After eighteen months of uncertainty, the event brought locals and visitors together in the sunshine for a much-needed afternoon of entertainment and laughter and raised over £170 for the Portreeve’s charity.

John Nutley the 1,199-1,200th Portreeve of Ashburton said: “Having been disappointed in not being able to have the ale tasting and bread weighing ceremony last year, it was a pleasure for the Portreeve and Master Bailiff to put on their robes and chains, taste the ale and be part of this ancient ceremony. I would like to thank all those that helped organise the day, those in the Courts Leet and Baron for taking part and the many spectators for supporting us.”
A bit of history
The first Portreeve of Ashburton was appointed in 820AD, around the time of Egbert, the first Saxon King of England. Originally the Portreeve would be responsible for maintaining law and order and carrying out the decisions of the Courts. These days the Portreeve’s function is mainly as a social head of the town, attending many charitable fundraising events and, together with the mayor, representing the town.

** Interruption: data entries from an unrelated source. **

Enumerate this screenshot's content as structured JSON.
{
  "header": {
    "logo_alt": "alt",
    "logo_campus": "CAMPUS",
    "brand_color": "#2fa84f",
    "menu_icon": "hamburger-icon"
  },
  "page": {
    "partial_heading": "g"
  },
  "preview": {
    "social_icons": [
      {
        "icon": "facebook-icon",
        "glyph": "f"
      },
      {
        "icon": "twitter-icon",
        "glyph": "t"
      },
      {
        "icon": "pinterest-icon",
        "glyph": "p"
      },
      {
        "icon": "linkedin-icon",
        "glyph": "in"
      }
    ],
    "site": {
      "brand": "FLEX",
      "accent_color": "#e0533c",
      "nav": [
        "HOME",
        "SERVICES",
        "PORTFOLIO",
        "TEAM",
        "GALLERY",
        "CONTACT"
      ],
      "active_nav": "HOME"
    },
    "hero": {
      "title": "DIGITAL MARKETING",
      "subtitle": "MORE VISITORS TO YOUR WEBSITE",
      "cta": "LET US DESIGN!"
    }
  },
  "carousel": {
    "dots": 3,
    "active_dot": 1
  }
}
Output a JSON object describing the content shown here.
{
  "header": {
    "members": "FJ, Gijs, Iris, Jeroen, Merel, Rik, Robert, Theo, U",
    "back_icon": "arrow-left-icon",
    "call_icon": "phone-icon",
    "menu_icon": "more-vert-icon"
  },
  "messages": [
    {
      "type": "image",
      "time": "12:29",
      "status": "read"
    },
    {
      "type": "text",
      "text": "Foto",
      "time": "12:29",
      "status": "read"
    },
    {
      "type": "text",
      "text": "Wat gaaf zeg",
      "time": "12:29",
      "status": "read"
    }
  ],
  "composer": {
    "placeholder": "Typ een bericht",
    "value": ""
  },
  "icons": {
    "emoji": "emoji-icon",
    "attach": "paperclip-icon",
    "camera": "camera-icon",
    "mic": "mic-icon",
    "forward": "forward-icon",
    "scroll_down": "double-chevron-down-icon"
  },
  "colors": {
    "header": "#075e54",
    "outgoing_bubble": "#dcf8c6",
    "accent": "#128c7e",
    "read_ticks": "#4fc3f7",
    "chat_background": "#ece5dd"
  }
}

Ale Tasters (or Connors), Bread Weighers, Viewers of Markets, Inspectors of Trees, Pig Drovers, Searchers and Sealers of Leather, Scavengers and Constables are all roles that would have been carried out under the direction of the Courts and were largely concerned with the quality of produce and health and safety of local residents. These days, together with the Portreeve and Master Bailiff, they help to keep our traditions alive whilst raising funds to support local causes.

Local Life